Provided data: Begin

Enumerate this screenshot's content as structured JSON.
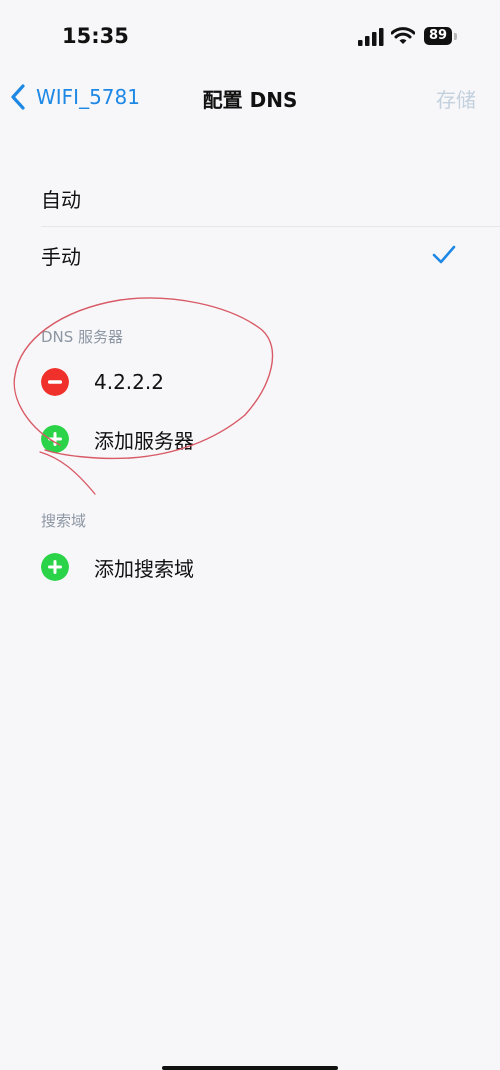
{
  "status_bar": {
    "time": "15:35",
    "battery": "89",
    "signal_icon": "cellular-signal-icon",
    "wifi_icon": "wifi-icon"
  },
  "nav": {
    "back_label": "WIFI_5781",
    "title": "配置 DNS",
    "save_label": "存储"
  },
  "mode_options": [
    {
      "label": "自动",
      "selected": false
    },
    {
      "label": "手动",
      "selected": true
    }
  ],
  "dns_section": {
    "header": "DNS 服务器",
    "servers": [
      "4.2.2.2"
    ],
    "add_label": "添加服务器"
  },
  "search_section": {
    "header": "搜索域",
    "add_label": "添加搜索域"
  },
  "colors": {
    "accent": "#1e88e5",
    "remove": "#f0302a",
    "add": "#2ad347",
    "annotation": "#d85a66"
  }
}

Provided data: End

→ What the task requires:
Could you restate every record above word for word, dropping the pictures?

→ Exercise solution:
Enumerate this screenshot's content as structured JSON.
{
  "status_bar": {
    "time": "15:35",
    "battery": "89",
    "signal_icon": "cellular-signal-icon",
    "wifi_icon": "wifi-icon"
  },
  "nav": {
    "back_label": "WIFI_5781",
    "title": "配置 DNS",
    "save_label": "存储"
  },
  "mode_options": [
    {
      "label": "自动",
      "selected": false
    },
    {
      "label": "手动",
      "selected": true
    }
  ],
  "dns_section": {
    "header": "DNS 服务器",
    "servers": [
      "4.2.2.2"
    ],
    "add_label": "添加服务器"
  },
  "search_section": {
    "header": "搜索域",
    "add_label": "添加搜索域"
  },
  "colors": {
    "accent": "#1e88e5",
    "remove": "#f0302a",
    "add": "#2ad347",
    "annotation": "#d85a66"
  }
}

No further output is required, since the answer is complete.